Drugs temptation: The new trend with teens

Drug use has become the new normal with teenagers, and they become more accessible than ever



Orally dissolved tablets that can be used to improve mental health or for illegal use (Canva)

Sofia Youngs, Editor

LOS ALAMITOS, CA — It is not cocaine, heroin, or methamphetamines that are the fastest-growing drugs in the US. Teenagers’ futures are being severely impacted by pharmaceutical medicines.

Prescription drug misuse and abuse, according to the National Institute on Drug Abuse occurs when a person uses a medicine improperly. Unfortunately, youth prescription medication usage and abuse is a serious issue. Data from the National Survey on Drug Use and Health on teenagers and young adults show that, in 2014, more than 5,700 kids reported taking prescription painkillers for the first time without a doctor’s prescription.

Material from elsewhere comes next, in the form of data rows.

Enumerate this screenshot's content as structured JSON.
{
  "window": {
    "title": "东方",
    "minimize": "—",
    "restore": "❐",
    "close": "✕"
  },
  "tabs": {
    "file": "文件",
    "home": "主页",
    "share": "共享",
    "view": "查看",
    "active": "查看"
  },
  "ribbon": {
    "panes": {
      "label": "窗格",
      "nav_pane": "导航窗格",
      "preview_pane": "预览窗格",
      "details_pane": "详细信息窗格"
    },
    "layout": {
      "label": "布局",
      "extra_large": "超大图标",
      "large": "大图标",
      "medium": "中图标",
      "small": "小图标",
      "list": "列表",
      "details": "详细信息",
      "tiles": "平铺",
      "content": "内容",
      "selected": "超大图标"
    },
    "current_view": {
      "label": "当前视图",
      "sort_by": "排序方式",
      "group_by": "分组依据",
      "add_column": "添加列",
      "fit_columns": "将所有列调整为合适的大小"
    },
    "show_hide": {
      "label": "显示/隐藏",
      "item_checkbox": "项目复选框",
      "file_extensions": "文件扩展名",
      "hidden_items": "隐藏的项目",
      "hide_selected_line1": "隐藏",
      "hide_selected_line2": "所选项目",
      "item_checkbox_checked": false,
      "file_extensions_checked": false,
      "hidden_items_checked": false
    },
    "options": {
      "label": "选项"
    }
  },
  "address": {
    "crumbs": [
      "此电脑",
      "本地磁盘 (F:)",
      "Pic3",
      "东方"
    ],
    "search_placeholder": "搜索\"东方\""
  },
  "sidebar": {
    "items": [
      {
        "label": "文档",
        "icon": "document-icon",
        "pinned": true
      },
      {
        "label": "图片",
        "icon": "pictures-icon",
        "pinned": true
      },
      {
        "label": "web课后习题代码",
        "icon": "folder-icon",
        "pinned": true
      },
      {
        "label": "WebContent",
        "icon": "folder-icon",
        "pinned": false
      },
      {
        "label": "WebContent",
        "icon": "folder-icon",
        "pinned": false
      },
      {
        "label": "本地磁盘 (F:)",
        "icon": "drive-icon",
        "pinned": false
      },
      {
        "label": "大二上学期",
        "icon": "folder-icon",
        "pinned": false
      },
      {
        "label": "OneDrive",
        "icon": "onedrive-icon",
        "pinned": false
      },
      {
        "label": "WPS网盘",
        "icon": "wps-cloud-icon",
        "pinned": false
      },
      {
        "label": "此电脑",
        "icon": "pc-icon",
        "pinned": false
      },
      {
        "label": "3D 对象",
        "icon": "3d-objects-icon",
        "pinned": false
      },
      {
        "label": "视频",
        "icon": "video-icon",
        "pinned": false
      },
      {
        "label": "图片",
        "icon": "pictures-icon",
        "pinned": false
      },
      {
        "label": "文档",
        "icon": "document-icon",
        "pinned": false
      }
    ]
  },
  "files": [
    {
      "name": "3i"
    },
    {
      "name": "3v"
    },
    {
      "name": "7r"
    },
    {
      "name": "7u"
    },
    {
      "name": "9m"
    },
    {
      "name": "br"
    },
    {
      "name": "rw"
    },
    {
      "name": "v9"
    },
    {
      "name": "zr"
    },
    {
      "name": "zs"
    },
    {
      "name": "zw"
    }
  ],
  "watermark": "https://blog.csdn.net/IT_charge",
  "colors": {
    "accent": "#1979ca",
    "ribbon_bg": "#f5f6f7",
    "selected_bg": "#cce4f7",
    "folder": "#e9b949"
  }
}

“[The drugs] made me feel numb and gave me a muggy feeling,” Jonas Corliss, a senior formally on Lexapro for his depression, said. One prevalent misconception is that prescription medications are less dangerous or unsafe for the body than other types of medications. However, the misuse of each class of prescription medication has a variety of short- and long-term health effects. In addition to having similar side effects to cocaine, stimulants can also cause psychosis, dangerously high body temperatures, and irregular heartbeats, particularly when taken in high amounts or in unconventional methods.

“I think it should be talked about more,” Shree Balaji, a student, said via Instagram. These consequences may be especially harmful to a teenager’s developing body and brain. The human brain continues to expand until we are in our early to mid-20s. During adolescence, the pre-frontal cortex continues to develop, helping us to organize our ideas, make plans of action, split our attention, and manage our impulses. The outer layer of the brain also grows rapidly, allowing us to better absorb abstract knowledge and grasp societal norms, laws, and standards. Drug use has an impact on perception, a skill that teenagers work hard to achieve, and can harm neural circuits that are still growing.

“I feel like drugs are something people turn to as a last resort when things aren’t going well,” Ali Lovesher, a student, said.  Addiction and drug misuse can be avoided. Drug prevention programs that incorporate families, schools, communities, and the media may be effective. These programs include outreach and education to help people understand the consequences of drug use. Proper communication, drug education, and surrounding oneself with drug-free associates can all aid in the prevention of harmful drug use.